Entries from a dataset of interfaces
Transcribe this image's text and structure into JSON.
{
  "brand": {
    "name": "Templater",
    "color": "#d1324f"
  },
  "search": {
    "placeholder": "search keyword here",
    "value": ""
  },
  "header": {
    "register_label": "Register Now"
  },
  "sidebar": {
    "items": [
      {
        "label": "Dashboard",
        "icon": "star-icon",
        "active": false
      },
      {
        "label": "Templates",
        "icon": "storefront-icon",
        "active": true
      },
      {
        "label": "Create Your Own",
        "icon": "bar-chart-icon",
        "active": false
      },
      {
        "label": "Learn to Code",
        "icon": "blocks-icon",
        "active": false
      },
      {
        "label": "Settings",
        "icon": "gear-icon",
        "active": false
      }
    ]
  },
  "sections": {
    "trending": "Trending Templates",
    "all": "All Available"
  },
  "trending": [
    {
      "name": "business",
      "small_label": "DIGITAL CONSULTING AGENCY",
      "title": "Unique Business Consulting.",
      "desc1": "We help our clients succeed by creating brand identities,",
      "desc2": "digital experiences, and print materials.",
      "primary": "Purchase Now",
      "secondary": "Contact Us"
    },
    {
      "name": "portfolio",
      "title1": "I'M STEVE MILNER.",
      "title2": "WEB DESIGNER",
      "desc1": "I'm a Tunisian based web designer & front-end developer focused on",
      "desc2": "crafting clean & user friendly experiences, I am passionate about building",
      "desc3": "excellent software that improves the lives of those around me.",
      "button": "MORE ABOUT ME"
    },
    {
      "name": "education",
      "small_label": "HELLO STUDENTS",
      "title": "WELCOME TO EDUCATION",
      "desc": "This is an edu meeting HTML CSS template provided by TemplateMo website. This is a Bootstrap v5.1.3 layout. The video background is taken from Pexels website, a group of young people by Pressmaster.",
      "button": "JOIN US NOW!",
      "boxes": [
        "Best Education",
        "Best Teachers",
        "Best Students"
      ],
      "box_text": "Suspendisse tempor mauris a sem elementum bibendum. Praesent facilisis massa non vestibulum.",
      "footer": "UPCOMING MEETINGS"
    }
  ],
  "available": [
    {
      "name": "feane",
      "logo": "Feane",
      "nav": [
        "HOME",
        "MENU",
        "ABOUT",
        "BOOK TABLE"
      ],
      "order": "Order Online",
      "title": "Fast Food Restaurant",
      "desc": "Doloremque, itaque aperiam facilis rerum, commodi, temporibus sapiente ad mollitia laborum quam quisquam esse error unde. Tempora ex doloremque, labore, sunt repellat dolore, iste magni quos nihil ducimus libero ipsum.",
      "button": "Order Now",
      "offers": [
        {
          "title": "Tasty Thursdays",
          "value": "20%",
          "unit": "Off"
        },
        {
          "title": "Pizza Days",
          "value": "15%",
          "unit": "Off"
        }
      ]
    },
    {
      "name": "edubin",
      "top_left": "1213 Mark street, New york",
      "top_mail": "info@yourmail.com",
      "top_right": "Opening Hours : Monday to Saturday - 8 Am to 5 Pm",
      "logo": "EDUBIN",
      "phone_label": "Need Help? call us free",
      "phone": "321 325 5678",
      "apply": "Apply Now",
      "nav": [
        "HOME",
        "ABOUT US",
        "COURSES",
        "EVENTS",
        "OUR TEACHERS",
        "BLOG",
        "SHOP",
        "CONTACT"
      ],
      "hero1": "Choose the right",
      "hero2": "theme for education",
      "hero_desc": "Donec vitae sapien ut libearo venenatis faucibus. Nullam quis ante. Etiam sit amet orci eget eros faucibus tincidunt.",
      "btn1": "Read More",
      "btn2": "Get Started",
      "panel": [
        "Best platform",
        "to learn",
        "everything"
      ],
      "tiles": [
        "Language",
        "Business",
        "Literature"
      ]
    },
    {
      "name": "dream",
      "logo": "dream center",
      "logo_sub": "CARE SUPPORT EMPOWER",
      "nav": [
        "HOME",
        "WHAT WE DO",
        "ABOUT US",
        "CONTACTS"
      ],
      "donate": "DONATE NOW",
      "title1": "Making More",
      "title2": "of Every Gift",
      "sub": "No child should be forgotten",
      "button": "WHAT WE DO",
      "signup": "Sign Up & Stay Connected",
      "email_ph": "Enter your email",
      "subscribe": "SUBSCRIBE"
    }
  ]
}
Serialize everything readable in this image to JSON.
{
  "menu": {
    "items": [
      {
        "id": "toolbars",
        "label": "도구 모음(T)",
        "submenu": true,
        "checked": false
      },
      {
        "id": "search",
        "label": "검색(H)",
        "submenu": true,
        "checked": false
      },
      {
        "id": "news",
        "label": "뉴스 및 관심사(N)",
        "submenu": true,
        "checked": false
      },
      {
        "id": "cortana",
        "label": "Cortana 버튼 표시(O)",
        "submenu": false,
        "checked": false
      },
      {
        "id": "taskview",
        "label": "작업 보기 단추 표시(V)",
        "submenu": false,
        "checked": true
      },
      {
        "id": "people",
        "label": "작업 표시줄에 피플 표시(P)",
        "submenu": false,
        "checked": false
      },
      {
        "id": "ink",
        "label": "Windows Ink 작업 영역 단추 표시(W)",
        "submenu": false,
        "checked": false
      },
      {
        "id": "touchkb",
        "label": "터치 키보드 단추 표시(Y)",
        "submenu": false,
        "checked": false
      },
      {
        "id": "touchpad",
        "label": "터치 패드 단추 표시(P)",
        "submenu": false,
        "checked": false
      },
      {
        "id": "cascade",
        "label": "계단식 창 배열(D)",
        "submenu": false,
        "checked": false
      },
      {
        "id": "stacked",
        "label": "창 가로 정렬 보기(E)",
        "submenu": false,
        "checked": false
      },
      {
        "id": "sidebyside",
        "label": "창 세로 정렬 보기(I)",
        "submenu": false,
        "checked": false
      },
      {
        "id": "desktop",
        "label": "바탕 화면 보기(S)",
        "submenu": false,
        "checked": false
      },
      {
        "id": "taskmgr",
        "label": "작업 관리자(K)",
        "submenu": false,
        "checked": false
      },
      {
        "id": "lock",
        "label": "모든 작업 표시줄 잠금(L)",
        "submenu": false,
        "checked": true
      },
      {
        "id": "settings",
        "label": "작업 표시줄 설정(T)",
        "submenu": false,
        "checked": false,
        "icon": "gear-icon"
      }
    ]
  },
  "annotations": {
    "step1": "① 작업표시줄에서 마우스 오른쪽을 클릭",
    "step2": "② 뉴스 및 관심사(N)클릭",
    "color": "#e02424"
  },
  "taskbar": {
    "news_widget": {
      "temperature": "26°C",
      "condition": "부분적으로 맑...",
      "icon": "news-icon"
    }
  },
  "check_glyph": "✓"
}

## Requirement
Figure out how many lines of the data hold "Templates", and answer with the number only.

## Answer space
2